TASK ITEM
How many lines in this data contain the string "text"? Reply with the number only.

##### DATA #####

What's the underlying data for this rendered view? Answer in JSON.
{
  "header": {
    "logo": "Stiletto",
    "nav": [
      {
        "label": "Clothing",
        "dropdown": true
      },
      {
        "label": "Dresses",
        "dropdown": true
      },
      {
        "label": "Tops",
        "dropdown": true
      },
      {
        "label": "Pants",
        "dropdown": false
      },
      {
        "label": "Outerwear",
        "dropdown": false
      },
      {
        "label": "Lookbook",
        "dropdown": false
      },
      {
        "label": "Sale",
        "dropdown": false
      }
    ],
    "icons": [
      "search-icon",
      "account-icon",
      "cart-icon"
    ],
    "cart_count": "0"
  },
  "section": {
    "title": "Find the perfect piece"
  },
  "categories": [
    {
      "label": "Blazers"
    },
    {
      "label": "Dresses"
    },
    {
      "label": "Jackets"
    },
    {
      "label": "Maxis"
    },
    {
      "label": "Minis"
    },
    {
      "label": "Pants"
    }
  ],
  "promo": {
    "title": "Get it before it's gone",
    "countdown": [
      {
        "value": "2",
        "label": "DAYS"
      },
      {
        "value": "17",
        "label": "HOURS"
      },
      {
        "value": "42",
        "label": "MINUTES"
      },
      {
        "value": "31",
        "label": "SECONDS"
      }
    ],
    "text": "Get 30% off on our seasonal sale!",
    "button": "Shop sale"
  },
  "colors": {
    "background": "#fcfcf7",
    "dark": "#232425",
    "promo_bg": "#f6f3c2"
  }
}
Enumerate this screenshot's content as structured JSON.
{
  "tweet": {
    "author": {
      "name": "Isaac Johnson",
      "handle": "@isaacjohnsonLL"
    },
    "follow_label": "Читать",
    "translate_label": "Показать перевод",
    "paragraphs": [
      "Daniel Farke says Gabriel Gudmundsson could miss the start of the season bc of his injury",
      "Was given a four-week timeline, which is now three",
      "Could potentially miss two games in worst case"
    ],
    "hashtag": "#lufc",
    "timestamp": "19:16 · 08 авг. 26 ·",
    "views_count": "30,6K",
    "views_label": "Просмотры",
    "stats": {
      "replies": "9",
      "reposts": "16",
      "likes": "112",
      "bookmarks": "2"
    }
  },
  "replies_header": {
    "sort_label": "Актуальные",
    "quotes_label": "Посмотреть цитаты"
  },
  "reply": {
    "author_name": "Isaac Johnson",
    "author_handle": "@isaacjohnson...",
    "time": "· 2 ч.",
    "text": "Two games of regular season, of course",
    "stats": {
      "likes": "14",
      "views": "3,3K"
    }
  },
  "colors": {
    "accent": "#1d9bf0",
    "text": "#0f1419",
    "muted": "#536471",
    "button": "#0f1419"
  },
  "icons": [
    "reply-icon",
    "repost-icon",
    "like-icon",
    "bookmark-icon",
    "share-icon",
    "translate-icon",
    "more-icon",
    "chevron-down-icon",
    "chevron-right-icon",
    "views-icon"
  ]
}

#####

EXERCISE ANSWER
3